As part of the brief introduction the author does lay out in a general, but informative, way how German World War Two support vehicles were initially planned for pre-war, standardized, adapted and ultimately supplemented as the war progressed. Chassis of various weights and types are discussed as part of the requirements for support vehicles, troop and cargo carrying vehicles and even for Armored Fighting Vehicles also based on them. So, not just support vehicles in the form of light transports, troop trucks, recovery vehicles and so on, are covered in this book (as the title of the book may, inadvertently suggest). The scope is larger than that, which for me, is a good thing. I suppose, you could say, much of what is covered in this photo study would fit into the category of ‘combat support’ and not just logistical vehicles.

As you progress through the book you may notice it does not follow the traditional layout in the presentation of information, either chronological or by vehicle class/type.  It initially moves from light to medium to heavy vehicles, but then changes pattern and goes on to six and eight-wheeled armoured cars about halfway through, followed by Sdkfz 250 and 251 Half-Track variants appearing closer to the end; as do captured vehicles. Timeframe, also, does not follow a set chronological order. Despite that, this book had me gripped with interest.

As for the photos presented in the book, generally one page is dedicated to each large picture.  In addition, most of the pictures are of high quality, although there are some that are a little grainy or blurred.  However, as most of them I had not seen before, I am glad they were included. In addition, the subject content of many of the photos is unique and/or interesting.  For instance, the photo of the Autoprotetto S.37 on p.43.  The picture is grainy, but the vehicle camo is fascinating, weathering is evident, and shows several interesting features of the vehicle (the open rear door) and background details (the girl, other vehicles and buildings).  

Another great characteristic about the photos included in the book is that the vast majority show vehicles in use, not abandoned or wrecked (though there are several very interesting pictures of that type).  I really like these types of photos as they show how the crews and personnel interacted with their vehicles, specifically how they stowed their kit, in and around the vehicles. As such, this book would be a great addition to the casual or dedicated modeler who builds visually varied vehicles rather than more consistently finished ones.

Having started as I usually finish; I’ll finish as I usually start. PeKo publishing is well established, as is the World War Two Photobook Series, of which this title is Volume 22. As with previous titles, it is in a hardcovered landscape format, of 112 pages, and both binding and paper are of good quality.  Equally well established, and well known, (particularly to fans of the subject and book type) is the author, Tom Cockle.

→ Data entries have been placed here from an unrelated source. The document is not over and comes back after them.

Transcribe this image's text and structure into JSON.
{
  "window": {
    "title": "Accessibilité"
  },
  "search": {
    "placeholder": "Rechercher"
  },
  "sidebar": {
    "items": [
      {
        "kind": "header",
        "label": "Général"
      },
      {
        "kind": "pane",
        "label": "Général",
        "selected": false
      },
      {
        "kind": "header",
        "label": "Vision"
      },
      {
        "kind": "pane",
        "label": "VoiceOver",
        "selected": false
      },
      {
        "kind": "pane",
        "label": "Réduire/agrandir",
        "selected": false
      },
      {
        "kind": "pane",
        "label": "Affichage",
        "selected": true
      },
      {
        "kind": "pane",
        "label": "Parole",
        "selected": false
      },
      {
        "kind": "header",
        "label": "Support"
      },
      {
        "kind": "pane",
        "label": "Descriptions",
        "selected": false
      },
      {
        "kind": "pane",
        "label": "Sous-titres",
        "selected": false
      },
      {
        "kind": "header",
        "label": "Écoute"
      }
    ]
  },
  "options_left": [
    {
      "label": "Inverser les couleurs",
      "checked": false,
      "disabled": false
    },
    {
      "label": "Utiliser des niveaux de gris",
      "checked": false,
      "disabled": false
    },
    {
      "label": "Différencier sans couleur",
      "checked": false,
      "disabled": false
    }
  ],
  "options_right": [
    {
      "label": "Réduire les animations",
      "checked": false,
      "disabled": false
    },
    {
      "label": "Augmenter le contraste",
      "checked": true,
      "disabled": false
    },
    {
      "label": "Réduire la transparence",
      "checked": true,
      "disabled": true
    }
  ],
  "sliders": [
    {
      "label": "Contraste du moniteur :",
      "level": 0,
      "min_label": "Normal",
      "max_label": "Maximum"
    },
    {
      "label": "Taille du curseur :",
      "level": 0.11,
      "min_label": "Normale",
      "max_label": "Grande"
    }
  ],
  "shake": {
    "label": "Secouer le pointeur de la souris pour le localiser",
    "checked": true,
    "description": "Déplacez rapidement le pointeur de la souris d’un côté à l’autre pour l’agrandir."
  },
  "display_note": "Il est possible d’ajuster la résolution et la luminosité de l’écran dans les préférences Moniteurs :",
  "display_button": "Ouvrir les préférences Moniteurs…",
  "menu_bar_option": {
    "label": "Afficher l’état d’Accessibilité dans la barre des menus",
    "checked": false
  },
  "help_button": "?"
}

Tom has authored dozens of titles, most, if not all, in a similar vein. His background and knowledge are clear in the accurate, concise and well written picture captions. The photos are from several sources, most from the Péter Kocsis collection. Boy, would I like to see his catalogue! Also, many of the vehicles featured are rare or of lesser-known types, made more unusual by field or workshop modifications. So, the work gone into researching the make, model and type of each piece of equipment represented is much appreciated by me.

The flow and layout of the book is rather random, but each picture is a fascinating study in its own right. You won’t find a table of contents or index, and this may irk some readers. But that factor did not detract from my enjoyment of the book.  In fact, once I got into it the ‘style’, it clicked with me. I have no doubt that this will be a popular title, especially with modellers but hopefully the Support, and Combat Support, vehicle fanbase too. My thanks to Casemate Publishers and Warwheels for the review sample.

Again, "Highly Recommended”.

Copyright: Glen Phelan - August 2021